§ **Work required**
From the entries below, copy out every line with "General" in it.

┌──

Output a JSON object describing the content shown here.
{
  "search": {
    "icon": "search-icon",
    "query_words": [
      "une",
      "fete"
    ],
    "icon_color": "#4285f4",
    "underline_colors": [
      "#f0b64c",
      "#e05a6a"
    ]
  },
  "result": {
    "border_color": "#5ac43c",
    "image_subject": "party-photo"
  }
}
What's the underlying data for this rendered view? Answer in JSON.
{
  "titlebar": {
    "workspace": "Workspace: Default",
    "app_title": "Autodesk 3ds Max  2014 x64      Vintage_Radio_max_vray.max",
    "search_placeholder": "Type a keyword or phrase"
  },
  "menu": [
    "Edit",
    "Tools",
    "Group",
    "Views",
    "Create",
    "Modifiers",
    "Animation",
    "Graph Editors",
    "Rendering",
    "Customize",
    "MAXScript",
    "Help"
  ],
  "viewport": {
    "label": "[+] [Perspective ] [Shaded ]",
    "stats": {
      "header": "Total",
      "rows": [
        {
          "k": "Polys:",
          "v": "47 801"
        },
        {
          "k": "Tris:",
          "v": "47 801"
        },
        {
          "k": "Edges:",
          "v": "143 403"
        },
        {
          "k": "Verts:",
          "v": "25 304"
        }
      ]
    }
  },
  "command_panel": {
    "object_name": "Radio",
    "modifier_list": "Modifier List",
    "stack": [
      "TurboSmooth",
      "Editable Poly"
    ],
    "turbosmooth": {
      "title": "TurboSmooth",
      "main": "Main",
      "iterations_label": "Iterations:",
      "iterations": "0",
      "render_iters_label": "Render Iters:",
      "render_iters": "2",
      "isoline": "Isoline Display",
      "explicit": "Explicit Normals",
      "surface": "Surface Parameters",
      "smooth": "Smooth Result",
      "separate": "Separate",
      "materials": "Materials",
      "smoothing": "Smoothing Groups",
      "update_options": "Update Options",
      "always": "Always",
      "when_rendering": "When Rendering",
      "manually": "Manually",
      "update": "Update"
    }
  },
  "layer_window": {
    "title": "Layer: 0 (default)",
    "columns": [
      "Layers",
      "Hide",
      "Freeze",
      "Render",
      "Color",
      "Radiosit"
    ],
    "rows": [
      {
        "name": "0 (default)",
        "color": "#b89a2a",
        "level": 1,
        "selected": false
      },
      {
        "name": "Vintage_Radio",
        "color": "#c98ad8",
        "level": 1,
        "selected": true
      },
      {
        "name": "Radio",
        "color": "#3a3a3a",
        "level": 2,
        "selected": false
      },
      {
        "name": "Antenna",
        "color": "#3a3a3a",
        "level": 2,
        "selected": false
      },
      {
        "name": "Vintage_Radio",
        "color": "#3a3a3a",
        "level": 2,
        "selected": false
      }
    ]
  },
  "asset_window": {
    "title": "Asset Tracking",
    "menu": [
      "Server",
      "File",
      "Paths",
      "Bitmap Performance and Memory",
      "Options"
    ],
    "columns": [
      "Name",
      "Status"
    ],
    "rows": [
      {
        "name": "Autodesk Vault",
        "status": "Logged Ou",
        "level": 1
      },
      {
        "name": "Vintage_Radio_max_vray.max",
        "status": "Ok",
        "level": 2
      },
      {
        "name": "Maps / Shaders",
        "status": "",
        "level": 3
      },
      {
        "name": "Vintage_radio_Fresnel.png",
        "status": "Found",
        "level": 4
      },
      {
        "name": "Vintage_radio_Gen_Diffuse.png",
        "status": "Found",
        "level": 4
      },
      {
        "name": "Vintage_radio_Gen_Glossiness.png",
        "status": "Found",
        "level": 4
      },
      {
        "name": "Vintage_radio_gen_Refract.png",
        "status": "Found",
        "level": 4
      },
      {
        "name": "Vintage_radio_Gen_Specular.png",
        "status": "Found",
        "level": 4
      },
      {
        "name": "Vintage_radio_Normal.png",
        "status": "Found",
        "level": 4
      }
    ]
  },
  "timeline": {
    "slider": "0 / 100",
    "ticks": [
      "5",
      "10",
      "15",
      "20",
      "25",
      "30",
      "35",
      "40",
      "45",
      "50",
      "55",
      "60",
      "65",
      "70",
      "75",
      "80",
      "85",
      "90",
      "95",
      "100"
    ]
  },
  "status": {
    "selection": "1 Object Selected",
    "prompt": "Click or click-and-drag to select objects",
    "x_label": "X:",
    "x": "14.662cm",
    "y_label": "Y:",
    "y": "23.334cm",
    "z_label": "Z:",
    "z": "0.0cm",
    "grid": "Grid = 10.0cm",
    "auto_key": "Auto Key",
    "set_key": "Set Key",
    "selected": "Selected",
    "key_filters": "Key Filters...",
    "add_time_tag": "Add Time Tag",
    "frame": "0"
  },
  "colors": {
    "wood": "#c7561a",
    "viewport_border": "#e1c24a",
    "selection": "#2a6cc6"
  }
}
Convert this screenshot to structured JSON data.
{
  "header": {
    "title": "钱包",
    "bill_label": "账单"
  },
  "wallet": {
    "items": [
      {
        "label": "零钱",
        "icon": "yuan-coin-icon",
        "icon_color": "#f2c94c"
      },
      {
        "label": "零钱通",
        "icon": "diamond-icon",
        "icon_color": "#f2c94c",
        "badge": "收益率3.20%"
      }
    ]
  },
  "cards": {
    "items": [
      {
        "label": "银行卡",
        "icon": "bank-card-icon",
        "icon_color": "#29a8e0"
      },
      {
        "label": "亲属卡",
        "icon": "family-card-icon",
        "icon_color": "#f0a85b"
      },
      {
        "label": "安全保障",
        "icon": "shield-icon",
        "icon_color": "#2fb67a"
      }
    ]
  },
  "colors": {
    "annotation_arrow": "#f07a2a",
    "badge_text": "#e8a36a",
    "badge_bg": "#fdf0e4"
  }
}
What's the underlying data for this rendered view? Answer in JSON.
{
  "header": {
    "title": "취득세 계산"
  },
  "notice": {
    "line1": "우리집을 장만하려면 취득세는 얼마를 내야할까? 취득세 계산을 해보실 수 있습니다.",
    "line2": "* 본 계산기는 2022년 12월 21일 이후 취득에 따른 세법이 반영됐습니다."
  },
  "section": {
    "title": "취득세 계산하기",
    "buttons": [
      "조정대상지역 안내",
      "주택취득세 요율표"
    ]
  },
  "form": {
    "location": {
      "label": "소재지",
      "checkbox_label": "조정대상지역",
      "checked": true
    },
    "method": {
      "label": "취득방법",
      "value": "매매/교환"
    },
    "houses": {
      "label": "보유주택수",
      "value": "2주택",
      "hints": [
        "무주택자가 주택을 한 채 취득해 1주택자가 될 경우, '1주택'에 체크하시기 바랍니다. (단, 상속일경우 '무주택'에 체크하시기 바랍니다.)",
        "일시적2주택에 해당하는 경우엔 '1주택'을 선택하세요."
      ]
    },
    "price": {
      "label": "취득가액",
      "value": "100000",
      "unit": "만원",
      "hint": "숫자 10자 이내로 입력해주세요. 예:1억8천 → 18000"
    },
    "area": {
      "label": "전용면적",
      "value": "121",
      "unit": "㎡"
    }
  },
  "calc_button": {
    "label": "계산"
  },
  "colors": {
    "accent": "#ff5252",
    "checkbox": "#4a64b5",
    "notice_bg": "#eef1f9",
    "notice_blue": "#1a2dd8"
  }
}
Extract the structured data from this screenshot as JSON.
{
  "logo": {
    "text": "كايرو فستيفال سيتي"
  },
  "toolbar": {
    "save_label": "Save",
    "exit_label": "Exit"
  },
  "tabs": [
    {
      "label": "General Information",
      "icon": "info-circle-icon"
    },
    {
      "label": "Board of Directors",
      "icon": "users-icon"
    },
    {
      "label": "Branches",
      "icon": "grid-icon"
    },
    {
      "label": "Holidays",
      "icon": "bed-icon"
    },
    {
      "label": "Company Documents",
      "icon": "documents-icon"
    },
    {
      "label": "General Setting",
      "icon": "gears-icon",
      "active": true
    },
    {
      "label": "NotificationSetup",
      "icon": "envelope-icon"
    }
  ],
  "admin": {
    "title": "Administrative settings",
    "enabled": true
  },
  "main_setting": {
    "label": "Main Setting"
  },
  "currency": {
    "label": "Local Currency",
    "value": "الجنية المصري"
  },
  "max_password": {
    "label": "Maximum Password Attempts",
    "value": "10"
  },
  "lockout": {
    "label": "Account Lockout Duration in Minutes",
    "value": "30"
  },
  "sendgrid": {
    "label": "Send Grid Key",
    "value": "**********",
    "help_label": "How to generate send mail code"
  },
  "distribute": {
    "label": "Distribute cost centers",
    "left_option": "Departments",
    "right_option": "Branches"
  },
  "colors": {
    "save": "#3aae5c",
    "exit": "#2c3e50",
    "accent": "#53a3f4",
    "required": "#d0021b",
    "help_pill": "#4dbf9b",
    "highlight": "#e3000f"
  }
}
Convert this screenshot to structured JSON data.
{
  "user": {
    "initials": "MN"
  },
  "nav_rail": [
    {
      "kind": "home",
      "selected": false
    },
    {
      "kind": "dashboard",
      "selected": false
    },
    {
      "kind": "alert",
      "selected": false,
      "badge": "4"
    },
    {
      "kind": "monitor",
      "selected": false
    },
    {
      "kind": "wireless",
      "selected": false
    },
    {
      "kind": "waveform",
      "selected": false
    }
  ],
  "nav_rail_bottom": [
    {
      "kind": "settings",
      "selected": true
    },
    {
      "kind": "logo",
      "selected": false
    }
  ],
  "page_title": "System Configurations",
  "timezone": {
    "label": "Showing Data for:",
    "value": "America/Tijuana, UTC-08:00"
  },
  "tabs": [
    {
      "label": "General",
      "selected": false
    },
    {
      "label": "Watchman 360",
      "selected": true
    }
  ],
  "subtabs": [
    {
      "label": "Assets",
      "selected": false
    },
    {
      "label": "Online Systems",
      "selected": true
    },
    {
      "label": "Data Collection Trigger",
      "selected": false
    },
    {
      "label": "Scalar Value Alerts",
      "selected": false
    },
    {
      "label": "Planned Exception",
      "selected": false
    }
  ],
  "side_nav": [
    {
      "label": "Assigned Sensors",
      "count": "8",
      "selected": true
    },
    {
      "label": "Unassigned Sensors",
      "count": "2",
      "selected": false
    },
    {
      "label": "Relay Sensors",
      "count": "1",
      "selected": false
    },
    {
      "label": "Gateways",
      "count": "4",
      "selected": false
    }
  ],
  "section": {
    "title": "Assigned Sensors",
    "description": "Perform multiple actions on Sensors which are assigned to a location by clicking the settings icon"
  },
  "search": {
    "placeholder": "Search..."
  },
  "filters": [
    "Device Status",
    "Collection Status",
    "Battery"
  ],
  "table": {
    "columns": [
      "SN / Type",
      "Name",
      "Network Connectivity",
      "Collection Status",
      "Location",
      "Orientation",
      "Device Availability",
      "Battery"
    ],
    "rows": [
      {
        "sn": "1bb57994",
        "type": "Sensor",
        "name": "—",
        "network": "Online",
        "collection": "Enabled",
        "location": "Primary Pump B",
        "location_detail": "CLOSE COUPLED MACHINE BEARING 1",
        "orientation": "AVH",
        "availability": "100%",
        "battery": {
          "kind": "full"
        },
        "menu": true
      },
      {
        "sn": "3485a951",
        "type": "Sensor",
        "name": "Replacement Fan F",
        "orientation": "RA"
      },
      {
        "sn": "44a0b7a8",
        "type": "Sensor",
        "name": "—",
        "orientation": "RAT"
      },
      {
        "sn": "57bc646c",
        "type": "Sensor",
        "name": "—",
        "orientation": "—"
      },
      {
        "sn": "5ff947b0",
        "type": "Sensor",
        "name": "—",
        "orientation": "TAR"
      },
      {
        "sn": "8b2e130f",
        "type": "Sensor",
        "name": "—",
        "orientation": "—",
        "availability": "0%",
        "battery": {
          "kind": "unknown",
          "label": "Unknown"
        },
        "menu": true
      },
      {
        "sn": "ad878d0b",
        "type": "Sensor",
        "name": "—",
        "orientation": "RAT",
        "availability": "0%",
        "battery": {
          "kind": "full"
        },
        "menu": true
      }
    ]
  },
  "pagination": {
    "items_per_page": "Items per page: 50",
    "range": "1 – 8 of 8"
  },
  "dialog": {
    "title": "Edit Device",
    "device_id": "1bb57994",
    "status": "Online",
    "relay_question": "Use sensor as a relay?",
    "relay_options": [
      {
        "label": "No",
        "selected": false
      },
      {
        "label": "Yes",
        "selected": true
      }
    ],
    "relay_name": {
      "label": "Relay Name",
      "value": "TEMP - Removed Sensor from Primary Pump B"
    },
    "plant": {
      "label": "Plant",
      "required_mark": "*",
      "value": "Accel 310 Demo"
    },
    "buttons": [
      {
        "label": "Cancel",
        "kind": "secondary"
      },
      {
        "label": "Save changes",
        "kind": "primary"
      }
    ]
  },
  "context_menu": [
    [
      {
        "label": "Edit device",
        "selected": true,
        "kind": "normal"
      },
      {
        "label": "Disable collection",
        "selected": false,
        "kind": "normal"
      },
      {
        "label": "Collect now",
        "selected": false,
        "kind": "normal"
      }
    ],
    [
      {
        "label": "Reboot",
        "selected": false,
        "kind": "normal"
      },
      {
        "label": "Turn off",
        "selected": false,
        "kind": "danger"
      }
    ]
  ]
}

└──

§ **Solution to this task**
      "label": "General Information",
      "label": "General Setting",
      "label": "General",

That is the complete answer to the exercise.